EXERCISE OBJECTIVE
How many lines in the records below contain "chevron"? Reply with the number only.

(Component data from apps and pages)
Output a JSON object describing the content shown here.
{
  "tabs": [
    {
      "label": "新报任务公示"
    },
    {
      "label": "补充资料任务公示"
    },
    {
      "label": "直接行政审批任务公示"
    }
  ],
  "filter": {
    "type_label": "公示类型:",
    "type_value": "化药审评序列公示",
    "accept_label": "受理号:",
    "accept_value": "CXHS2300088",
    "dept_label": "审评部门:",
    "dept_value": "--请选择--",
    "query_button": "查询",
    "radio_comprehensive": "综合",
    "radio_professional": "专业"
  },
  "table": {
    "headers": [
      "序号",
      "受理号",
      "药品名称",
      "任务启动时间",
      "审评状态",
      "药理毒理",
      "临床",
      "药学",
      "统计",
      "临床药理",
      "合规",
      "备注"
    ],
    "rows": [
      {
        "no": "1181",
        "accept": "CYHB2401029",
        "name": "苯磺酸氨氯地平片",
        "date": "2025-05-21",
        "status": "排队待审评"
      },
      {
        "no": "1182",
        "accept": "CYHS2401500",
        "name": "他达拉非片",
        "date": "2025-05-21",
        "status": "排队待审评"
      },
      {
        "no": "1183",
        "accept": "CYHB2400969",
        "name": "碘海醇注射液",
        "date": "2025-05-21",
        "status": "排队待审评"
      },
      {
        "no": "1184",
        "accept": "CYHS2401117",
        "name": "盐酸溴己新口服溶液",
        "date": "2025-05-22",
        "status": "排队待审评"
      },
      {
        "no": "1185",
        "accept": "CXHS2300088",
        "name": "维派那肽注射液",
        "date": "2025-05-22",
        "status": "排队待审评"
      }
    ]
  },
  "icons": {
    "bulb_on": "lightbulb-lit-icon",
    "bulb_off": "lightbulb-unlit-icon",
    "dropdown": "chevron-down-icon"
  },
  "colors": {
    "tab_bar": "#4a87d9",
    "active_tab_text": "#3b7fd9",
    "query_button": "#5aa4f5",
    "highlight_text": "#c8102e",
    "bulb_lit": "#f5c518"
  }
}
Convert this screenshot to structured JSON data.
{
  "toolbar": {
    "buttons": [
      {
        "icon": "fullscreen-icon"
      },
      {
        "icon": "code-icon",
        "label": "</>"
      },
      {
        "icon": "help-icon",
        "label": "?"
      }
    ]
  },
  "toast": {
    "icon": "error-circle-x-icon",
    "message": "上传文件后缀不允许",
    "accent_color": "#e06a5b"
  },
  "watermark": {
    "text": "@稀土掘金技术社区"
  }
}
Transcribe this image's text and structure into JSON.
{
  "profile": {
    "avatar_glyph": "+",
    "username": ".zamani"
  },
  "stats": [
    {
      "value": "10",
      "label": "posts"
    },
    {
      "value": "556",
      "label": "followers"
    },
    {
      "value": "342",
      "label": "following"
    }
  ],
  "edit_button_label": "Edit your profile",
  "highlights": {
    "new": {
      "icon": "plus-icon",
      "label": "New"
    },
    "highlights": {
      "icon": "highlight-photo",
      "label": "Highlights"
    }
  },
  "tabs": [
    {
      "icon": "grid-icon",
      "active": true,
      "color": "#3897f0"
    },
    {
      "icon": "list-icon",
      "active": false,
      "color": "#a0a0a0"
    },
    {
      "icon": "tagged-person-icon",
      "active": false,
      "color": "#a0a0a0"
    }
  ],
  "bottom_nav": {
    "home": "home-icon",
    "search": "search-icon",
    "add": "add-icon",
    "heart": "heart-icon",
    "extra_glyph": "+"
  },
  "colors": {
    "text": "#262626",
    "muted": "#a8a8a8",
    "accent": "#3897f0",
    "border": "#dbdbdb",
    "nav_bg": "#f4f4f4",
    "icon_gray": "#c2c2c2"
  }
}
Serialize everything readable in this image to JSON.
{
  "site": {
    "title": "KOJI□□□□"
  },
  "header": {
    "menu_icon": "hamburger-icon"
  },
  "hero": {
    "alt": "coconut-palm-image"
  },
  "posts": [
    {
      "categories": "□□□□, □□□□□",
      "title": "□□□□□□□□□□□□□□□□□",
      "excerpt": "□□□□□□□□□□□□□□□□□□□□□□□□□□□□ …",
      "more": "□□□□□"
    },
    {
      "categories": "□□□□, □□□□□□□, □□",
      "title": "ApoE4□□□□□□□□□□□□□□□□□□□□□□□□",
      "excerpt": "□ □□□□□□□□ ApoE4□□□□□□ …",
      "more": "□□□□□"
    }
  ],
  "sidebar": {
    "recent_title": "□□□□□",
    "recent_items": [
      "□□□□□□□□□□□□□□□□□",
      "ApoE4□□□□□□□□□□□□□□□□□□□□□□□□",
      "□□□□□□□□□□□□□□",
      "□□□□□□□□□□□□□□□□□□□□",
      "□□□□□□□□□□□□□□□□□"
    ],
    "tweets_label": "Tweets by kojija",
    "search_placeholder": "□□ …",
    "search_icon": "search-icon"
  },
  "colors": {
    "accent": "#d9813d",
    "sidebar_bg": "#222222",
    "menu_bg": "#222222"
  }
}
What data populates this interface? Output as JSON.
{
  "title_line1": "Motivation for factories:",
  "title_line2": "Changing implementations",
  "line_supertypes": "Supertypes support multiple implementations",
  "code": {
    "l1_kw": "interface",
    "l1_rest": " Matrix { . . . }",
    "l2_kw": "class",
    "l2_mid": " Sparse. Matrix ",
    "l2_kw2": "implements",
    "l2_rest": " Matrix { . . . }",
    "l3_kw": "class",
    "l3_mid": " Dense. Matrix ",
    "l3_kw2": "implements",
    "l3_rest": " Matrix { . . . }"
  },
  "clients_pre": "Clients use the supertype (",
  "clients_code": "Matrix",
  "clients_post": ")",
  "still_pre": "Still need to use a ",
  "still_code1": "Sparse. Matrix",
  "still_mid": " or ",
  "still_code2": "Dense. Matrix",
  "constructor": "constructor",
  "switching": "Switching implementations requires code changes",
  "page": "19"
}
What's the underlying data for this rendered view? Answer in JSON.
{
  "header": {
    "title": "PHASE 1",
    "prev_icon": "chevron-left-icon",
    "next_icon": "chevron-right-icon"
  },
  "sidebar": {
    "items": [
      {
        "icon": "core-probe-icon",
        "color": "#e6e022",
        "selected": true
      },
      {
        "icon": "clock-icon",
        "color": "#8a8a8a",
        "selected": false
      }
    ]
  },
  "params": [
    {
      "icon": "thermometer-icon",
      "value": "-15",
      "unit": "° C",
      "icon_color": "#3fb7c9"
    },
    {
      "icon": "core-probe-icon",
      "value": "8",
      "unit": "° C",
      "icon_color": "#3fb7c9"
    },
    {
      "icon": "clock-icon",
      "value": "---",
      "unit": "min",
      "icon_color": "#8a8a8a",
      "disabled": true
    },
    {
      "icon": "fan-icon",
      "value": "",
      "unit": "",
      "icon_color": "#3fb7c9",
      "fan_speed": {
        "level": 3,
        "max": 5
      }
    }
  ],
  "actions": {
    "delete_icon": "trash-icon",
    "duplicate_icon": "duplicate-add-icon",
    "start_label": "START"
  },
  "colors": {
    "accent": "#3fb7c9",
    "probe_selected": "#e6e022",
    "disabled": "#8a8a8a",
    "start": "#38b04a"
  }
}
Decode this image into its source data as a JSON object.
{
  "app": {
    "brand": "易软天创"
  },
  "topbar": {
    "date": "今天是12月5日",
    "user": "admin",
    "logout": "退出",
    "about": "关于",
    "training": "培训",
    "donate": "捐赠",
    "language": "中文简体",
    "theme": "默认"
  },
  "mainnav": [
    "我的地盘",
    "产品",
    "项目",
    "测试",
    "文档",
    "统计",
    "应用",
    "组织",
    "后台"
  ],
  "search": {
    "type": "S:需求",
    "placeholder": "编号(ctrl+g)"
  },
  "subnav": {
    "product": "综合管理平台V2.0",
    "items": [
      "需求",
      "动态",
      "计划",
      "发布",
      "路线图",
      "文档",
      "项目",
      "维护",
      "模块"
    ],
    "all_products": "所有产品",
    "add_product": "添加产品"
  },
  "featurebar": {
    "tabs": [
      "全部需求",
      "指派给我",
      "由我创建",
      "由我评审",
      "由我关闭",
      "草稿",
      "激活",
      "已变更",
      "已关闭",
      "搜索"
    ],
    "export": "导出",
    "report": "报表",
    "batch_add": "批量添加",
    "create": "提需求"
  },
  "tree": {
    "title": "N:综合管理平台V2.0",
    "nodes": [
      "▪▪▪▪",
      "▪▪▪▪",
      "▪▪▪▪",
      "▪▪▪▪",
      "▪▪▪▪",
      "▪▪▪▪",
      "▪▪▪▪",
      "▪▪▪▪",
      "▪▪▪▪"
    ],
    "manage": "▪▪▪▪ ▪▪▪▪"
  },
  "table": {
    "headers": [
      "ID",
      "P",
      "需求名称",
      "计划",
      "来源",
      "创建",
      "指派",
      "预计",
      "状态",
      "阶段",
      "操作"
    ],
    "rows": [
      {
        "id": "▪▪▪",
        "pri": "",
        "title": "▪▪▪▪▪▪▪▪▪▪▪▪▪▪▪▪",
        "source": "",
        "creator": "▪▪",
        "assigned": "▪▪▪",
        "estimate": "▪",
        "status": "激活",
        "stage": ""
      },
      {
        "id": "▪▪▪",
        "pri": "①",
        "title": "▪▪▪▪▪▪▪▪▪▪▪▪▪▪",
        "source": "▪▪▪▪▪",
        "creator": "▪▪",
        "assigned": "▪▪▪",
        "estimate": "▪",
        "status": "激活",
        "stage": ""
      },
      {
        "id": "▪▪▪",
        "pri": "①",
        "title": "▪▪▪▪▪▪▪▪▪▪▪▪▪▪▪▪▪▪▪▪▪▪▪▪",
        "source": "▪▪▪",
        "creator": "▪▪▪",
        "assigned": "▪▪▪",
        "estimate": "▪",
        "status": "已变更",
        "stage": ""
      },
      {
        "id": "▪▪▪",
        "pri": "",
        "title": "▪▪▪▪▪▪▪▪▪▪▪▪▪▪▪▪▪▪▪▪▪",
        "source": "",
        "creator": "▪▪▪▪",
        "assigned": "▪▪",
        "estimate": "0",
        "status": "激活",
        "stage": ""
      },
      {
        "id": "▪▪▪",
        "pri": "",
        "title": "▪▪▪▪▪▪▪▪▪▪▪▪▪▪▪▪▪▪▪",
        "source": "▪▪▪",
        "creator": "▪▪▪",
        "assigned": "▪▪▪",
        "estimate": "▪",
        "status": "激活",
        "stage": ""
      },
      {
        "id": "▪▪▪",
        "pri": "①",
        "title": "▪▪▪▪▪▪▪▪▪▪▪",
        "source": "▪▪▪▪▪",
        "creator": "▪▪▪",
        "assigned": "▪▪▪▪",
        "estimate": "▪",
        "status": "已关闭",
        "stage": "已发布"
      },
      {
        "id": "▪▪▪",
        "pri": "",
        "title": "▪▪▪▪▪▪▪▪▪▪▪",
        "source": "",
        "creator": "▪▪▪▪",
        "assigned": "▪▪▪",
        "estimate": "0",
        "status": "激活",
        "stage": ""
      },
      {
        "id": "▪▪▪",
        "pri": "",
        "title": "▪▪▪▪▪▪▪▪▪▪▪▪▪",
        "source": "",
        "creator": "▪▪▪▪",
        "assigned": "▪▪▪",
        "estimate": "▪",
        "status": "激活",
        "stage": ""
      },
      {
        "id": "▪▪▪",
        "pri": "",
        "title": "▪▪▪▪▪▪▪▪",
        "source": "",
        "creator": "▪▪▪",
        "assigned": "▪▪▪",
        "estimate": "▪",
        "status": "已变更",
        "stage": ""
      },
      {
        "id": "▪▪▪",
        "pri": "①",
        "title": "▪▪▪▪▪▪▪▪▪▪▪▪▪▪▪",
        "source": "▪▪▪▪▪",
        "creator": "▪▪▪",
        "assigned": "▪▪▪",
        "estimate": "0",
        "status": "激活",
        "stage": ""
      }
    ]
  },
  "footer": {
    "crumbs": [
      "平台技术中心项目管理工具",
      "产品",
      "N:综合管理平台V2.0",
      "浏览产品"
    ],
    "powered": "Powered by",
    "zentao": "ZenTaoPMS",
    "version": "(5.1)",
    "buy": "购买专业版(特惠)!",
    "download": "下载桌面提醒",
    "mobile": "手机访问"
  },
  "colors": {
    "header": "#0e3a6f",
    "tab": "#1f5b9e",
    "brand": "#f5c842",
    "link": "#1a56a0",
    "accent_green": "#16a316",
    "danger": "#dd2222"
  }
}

YOUR SOLUTION
3